TASK STATEMENT: The records under this task must be duplicated exactly.

---+---

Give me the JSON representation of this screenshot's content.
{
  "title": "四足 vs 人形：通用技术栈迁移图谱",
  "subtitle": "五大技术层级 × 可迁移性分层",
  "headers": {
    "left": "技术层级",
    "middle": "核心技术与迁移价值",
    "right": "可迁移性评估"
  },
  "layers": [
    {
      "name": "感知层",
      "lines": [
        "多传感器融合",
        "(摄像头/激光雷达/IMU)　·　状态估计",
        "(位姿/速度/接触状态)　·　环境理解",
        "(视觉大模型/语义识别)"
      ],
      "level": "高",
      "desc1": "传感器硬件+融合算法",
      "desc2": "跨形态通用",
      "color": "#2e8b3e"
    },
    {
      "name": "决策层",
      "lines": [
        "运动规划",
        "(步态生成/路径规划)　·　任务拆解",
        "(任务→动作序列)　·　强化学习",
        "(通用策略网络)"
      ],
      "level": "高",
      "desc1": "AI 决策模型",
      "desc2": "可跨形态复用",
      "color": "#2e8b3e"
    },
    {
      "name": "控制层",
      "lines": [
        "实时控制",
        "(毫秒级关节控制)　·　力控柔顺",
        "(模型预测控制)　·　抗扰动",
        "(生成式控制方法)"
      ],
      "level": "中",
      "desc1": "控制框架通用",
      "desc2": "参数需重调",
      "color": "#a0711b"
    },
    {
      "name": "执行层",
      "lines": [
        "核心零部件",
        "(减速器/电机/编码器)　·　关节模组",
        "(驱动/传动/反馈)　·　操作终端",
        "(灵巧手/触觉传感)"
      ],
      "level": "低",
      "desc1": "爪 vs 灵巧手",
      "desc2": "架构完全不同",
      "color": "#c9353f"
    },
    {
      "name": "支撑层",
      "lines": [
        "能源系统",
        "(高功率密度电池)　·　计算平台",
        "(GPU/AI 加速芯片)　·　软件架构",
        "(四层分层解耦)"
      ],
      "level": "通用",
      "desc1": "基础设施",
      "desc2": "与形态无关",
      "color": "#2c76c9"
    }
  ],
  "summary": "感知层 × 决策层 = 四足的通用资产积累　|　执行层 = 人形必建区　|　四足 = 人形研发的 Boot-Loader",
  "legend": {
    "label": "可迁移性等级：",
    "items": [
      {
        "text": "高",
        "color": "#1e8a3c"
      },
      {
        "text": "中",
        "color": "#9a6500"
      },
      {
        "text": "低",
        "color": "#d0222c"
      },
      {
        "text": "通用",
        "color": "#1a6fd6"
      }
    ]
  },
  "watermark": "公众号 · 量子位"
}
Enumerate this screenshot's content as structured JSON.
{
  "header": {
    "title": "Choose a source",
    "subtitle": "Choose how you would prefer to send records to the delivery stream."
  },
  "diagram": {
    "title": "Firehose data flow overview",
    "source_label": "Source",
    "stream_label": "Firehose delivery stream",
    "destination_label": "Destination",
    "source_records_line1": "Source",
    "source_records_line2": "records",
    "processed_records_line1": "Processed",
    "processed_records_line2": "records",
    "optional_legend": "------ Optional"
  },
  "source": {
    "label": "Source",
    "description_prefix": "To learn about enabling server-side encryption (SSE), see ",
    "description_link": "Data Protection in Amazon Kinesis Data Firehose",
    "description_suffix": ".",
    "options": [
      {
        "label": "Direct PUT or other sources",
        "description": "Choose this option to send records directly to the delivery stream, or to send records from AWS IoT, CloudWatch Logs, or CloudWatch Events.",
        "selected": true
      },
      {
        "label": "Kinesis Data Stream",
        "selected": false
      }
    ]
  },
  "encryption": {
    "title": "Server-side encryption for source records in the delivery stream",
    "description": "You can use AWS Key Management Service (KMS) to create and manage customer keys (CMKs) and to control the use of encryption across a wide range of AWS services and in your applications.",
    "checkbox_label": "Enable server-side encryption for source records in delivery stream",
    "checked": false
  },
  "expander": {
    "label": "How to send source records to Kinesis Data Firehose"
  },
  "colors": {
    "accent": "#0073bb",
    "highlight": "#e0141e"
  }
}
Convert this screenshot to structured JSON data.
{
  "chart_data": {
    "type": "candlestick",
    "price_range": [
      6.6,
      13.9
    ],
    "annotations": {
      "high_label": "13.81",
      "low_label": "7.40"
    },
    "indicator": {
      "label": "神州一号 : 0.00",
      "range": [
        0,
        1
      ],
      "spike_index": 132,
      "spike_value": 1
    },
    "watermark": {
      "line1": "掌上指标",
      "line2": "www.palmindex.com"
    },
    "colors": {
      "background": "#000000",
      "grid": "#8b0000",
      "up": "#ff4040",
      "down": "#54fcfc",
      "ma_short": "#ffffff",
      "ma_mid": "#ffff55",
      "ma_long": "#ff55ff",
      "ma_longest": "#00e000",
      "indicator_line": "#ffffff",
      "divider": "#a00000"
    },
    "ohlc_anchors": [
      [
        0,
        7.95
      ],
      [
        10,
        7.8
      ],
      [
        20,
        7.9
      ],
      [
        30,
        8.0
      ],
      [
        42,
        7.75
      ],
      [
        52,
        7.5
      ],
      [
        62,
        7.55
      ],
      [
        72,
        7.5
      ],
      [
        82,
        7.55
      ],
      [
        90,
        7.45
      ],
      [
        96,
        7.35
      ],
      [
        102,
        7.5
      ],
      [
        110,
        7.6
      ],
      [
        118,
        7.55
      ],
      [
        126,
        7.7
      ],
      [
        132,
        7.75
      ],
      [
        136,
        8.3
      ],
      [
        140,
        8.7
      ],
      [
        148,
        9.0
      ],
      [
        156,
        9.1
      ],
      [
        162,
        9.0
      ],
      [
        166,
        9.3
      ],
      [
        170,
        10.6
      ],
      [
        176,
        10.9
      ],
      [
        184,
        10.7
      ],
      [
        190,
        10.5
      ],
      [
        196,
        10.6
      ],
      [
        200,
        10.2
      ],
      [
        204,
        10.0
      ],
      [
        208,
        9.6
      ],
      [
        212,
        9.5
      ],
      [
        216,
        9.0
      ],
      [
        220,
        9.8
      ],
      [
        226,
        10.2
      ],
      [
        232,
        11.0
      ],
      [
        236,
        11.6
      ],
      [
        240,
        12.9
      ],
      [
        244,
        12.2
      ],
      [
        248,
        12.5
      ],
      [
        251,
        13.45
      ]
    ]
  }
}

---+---

TASK OUTPUT:
Give me the JSON representation of this screenshot's content.
{
  "title": "四足 vs 人形：通用技术栈迁移图谱",
  "subtitle": "五大技术层级 × 可迁移性分层",
  "headers": {
    "left": "技术层级",
    "middle": "核心技术与迁移价值",
    "right": "可迁移性评估"
  },
  "layers": [
    {
      "name": "感知层",
      "lines": [
        "多传感器融合",
        "(摄像头/激光雷达/IMU)　·　状态估计",
        "(位姿/速度/接触状态)　·　环境理解",
        "(视觉大模型/语义识别)"
      ],
      "level": "高",
      "desc1": "传感器硬件+融合算法",
      "desc2": "跨形态通用",
      "color": "#2e8b3e"
    },
    {
      "name": "决策层",
      "lines": [
        "运动规划",
        "(步态生成/路径规划)　·　任务拆解",
        "(任务→动作序列)　·　强化学习",
        "(通用策略网络)"
      ],
      "level": "高",
      "desc1": "AI 决策模型",
      "desc2": "可跨形态复用",
      "color": "#2e8b3e"
    },
    {
      "name": "控制层",
      "lines": [
        "实时控制",
        "(毫秒级关节控制)　·　力控柔顺",
        "(模型预测控制)　·　抗扰动",
        "(生成式控制方法)"
      ],
      "level": "中",
      "desc1": "控制框架通用",
      "desc2": "参数需重调",
      "color": "#a0711b"
    },
    {
      "name": "执行层",
      "lines": [
        "核心零部件",
        "(减速器/电机/编码器)　·　关节模组",
        "(驱动/传动/反馈)　·　操作终端",
        "(灵巧手/触觉传感)"
      ],
      "level": "低",
      "desc1": "爪 vs 灵巧手",
      "desc2": "架构完全不同",
      "color": "#c9353f"
    },
    {
      "name": "支撑层",
      "lines": [
        "能源系统",
        "(高功率密度电池)　·　计算平台",
        "(GPU/AI 加速芯片)　·　软件架构",
        "(四层分层解耦)"
      ],
      "level": "通用",
      "desc1": "基础设施",
      "desc2": "与形态无关",
      "color": "#2c76c9"
    }
  ],
  "summary": "感知层 × 决策层 = 四足的通用资产积累　|　执行层 = 人形必建区　|　四足 = 人形研发的 Boot-Loader",
  "legend": {
    "label": "可迁移性等级：",
    "items": [
      {
        "text": "高",
        "color": "#1e8a3c"
      },
      {
        "text": "中",
        "color": "#9a6500"
      },
      {
        "text": "低",
        "color": "#d0222c"
      },
      {
        "text": "通用",
        "color": "#1a6fd6"
      }
    ]
  },
  "watermark": "公众号 · 量子位"
}
Enumerate this screenshot's content as structured JSON.
{
  "header": {
    "title": "Choose a source",
    "subtitle": "Choose how you would prefer to send records to the delivery stream."
  },
  "diagram": {
    "title": "Firehose data flow overview",
    "source_label": "Source",
    "stream_label": "Firehose delivery stream",
    "destination_label": "Destination",
    "source_records_line1": "Source",
    "source_records_line2": "records",
    "processed_records_line1": "Processed",
    "processed_records_line2": "records",
    "optional_legend": "------ Optional"
  },
  "source": {
    "label": "Source",
    "description_prefix": "To learn about enabling server-side encryption (SSE), see ",
    "description_link": "Data Protection in Amazon Kinesis Data Firehose",
    "description_suffix": ".",
    "options": [
      {
        "label": "Direct PUT or other sources",
        "description": "Choose this option to send records directly to the delivery stream, or to send records from AWS IoT, CloudWatch Logs, or CloudWatch Events.",
        "selected": true
      },
      {
        "label": "Kinesis Data Stream",
        "selected": false
      }
    ]
  },
  "encryption": {
    "title": "Server-side encryption for source records in the delivery stream",
    "description": "You can use AWS Key Management Service (KMS) to create and manage customer keys (CMKs) and to control the use of encryption across a wide range of AWS services and in your applications.",
    "checkbox_label": "Enable server-side encryption for source records in delivery stream",
    "checked": false
  },
  "expander": {
    "label": "How to send source records to Kinesis Data Firehose"
  },
  "colors": {
    "accent": "#0073bb",
    "highlight": "#e0141e"
  }
}
Convert this screenshot to structured JSON data.
{
  "chart_data": {
    "type": "candlestick",
    "price_range": [
      6.6,
      13.9
    ],
    "annotations": {
      "high_label": "13.81",
      "low_label": "7.40"
    },
    "indicator": {
      "label": "神州一号 : 0.00",
      "range": [
        0,
        1
      ],
      "spike_index": 132,
      "spike_value": 1
    },
    "watermark": {
      "line1": "掌上指标",
      "line2": "www.palmindex.com"
    },
    "colors": {
      "background": "#000000",
      "grid": "#8b0000",
      "up": "#ff4040",
      "down": "#54fcfc",
      "ma_short": "#ffffff",
      "ma_mid": "#ffff55",
      "ma_long": "#ff55ff",
      "ma_longest": "#00e000",
      "indicator_line": "#ffffff",
      "divider": "#a00000"
    },
    "ohlc_anchors": [
      [
        0,
        7.95
      ],
      [
        10,
        7.8
      ],
      [
        20,
        7.9
      ],
      [
        30,
        8.0
      ],
      [
        42,
        7.75
      ],
      [
        52,
        7.5
      ],
      [
        62,
        7.55
      ],
      [
        72,
        7.5
      ],
      [
        82,
        7.55
      ],
      [
        90,
        7.45
      ],
      [
        96,
        7.35
      ],
      [
        102,
        7.5
      ],
      [
        110,
        7.6
      ],
      [
        118,
        7.55
      ],
      [
        126,
        7.7
      ],
      [
        132,
        7.75
      ],
      [
        136,
        8.3
      ],
      [
        140,
        8.7
      ],
      [
        148,
        9.0
      ],
      [
        156,
        9.1
      ],
      [
        162,
        9.0
      ],
      [
        166,
        9.3
      ],
      [
        170,
        10.6
      ],
      [
        176,
        10.9
      ],
      [
        184,
        10.7
      ],
      [
        190,
        10.5
      ],
      [
        196,
        10.6
      ],
      [
        200,
        10.2
      ],
      [
        204,
        10.0
      ],
      [
        208,
        9.6
      ],
      [
        212,
        9.5
      ],
      [
        216,
        9.0
      ],
      [
        220,
        9.8
      ],
      [
        226,
        10.2
      ],
      [
        232,
        11.0
      ],
      [
        236,
        11.6
      ],
      [
        240,
        12.9
      ],
      [
        244,
        12.2
      ],
      [
        248,
        12.5
      ],
      [
        251,
        13.45
      ]
    ]
  }
}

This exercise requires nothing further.